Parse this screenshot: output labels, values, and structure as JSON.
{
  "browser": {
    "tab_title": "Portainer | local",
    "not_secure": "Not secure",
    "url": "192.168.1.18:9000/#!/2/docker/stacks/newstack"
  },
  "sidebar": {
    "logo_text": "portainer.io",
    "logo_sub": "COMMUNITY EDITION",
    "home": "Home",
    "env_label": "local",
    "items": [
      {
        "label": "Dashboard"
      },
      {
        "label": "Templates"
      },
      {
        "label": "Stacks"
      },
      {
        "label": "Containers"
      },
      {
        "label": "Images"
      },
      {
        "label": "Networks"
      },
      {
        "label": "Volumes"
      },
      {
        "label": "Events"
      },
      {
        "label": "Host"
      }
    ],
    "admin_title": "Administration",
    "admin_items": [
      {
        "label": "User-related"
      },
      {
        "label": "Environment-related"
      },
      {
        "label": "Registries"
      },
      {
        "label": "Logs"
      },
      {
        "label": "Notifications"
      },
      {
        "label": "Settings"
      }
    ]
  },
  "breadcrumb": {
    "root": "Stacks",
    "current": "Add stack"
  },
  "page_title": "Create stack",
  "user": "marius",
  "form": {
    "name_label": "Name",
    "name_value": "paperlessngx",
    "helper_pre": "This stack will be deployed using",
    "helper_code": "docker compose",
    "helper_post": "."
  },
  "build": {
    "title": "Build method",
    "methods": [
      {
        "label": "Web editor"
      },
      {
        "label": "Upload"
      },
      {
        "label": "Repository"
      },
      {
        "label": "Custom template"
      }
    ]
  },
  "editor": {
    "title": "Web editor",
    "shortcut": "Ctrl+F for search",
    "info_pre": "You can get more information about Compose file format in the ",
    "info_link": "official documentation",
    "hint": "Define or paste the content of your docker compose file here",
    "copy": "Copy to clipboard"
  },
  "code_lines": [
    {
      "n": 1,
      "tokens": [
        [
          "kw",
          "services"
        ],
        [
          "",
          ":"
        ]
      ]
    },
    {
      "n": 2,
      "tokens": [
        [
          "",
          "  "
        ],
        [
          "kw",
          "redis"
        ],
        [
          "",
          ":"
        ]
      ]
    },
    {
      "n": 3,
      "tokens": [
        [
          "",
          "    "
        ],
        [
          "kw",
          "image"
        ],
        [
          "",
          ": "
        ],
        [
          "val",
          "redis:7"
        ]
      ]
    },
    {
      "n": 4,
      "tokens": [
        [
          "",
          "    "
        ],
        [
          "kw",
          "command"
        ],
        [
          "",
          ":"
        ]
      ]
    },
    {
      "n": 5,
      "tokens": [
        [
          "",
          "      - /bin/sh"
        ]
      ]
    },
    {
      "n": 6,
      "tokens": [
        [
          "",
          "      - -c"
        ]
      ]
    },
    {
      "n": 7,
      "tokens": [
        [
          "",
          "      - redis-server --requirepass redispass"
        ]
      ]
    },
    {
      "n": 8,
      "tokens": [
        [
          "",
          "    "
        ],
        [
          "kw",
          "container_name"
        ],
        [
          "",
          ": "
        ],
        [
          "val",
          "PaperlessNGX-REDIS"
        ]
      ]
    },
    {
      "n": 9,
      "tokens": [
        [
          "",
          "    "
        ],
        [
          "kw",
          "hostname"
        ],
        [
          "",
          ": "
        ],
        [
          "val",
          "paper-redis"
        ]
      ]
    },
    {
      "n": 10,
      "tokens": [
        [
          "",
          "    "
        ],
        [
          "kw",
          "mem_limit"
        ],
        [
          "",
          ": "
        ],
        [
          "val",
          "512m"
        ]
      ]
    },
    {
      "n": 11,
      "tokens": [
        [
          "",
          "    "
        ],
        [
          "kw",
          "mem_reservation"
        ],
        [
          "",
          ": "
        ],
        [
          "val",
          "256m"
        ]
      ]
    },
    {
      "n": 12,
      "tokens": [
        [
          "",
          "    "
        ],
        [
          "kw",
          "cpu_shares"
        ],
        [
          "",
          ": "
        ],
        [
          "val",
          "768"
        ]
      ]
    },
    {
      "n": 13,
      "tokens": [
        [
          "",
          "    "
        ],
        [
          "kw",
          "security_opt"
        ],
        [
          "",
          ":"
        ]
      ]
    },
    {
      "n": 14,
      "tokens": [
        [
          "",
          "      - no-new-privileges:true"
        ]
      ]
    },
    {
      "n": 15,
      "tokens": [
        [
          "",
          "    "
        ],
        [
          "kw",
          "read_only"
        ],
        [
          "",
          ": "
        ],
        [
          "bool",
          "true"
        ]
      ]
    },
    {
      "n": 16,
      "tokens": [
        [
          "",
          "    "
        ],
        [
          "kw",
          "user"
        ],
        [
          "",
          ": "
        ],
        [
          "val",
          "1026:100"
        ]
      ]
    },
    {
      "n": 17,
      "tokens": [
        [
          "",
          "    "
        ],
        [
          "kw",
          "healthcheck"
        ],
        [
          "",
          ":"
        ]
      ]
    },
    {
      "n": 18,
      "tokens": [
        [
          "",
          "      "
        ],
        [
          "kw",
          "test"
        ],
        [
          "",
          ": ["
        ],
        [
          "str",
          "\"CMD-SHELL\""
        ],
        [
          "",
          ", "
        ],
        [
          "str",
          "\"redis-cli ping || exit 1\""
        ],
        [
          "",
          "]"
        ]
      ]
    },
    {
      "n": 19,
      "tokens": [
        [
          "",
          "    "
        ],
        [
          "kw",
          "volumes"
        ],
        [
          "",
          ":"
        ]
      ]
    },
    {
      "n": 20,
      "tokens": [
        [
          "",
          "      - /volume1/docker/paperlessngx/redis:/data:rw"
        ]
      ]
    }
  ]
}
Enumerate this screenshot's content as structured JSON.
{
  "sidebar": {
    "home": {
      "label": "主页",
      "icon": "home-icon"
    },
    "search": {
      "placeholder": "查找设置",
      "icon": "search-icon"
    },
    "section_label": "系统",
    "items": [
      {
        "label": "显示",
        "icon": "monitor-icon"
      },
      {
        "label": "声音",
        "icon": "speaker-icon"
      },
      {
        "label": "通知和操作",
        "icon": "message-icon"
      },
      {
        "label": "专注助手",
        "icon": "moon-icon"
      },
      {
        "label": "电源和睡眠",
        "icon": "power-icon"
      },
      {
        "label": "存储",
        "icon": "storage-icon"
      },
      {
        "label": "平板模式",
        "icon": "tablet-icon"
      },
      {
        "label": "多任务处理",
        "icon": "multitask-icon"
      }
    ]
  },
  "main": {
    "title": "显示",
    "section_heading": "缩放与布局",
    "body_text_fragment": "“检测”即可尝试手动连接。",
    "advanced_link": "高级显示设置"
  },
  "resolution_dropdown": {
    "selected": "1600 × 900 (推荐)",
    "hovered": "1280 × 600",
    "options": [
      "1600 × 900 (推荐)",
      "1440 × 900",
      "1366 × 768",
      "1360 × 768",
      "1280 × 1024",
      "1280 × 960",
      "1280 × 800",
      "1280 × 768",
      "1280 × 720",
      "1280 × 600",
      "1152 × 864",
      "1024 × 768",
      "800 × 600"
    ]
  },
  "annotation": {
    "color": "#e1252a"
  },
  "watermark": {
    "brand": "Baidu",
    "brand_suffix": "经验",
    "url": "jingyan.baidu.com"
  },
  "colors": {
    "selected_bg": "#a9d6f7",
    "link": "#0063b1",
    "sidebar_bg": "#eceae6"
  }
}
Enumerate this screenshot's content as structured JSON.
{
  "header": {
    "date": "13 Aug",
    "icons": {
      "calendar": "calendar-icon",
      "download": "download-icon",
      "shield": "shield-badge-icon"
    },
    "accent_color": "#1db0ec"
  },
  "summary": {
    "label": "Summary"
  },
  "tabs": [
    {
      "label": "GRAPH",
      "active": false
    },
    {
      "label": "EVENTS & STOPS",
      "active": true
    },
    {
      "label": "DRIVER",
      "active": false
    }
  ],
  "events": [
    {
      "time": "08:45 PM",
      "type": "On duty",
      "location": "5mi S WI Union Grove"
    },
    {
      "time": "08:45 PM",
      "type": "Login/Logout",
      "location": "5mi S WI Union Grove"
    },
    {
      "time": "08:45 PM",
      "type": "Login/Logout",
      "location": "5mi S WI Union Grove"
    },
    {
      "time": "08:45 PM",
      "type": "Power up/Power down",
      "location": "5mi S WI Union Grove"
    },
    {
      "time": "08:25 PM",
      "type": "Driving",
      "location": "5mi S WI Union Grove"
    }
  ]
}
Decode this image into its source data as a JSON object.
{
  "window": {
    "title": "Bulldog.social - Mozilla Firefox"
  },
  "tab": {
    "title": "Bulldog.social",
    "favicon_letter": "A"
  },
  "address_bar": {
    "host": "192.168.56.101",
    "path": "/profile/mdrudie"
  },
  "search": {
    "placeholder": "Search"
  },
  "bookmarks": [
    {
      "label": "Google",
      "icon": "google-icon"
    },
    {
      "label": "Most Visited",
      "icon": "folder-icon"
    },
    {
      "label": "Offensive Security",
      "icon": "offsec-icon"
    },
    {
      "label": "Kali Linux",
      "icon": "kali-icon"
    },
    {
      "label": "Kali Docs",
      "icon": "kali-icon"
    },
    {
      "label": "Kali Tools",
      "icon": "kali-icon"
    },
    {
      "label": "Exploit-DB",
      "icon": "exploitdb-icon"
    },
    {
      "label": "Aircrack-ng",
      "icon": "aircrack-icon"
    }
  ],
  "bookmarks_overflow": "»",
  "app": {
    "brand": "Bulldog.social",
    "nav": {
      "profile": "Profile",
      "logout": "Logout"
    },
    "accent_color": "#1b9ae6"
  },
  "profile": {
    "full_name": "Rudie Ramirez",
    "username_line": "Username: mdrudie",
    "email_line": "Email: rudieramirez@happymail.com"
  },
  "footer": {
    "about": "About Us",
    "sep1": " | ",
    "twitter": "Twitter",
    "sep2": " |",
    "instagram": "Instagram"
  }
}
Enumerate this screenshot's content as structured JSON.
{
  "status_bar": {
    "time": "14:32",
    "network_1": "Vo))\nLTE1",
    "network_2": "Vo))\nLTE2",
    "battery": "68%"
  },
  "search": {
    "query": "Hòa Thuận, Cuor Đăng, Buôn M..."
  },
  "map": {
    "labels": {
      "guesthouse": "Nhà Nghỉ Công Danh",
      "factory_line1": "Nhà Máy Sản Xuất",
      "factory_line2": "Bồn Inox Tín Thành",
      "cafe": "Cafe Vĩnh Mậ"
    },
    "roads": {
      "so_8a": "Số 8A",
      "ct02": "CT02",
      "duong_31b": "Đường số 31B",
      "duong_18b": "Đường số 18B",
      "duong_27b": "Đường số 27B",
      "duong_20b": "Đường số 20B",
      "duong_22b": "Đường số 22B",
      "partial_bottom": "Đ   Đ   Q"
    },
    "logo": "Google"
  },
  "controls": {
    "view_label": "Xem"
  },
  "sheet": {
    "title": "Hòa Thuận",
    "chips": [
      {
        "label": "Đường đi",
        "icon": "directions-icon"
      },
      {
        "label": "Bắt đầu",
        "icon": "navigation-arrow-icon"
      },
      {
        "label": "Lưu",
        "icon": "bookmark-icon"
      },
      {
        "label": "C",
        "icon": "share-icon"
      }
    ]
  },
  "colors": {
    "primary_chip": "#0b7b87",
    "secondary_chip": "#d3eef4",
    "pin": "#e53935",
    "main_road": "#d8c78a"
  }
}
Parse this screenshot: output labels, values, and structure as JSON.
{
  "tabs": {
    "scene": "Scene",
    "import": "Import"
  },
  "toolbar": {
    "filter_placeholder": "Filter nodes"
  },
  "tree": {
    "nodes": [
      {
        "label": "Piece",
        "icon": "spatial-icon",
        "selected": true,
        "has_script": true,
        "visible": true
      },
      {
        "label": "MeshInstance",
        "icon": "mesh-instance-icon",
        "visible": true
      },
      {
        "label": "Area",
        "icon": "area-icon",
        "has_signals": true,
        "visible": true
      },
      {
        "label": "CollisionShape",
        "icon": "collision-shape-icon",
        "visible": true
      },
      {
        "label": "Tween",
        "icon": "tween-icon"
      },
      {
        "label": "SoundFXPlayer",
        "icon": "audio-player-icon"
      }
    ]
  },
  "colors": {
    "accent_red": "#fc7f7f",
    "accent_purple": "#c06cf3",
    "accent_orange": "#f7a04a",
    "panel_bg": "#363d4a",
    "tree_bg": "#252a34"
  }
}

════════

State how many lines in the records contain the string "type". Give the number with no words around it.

5